## EXERCISE OBJECTIVE
Working through the entries below, find how many lines include the string "favourites"; give only that number.

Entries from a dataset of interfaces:
========
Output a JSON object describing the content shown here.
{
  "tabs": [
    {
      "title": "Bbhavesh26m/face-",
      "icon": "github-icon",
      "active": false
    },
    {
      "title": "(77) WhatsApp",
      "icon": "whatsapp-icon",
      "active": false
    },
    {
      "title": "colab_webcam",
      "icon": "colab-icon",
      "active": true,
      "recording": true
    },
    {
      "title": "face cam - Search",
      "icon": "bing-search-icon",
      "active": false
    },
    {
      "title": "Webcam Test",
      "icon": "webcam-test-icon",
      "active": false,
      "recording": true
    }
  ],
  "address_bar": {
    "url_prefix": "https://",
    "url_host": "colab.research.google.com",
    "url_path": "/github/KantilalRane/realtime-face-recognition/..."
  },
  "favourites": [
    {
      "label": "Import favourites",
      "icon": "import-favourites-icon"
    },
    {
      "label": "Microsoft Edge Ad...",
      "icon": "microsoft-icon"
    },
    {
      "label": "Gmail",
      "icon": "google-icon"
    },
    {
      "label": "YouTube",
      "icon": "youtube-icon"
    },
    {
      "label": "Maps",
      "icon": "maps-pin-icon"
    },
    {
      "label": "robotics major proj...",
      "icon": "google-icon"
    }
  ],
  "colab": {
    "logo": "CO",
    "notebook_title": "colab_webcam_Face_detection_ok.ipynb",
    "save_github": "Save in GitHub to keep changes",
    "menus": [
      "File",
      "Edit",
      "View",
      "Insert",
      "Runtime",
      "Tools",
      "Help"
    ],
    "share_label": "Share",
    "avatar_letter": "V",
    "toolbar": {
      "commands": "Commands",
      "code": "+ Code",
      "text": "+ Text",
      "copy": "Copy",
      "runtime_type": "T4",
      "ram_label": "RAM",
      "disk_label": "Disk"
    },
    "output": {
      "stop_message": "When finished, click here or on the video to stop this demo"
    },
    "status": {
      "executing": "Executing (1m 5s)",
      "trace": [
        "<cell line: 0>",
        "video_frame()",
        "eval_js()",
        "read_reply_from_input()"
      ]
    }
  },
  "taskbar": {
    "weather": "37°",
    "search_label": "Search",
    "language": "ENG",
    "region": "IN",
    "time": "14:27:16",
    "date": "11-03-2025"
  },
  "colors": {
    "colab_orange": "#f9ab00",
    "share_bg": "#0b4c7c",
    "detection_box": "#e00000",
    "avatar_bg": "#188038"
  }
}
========
## RESPONSE BELOW
3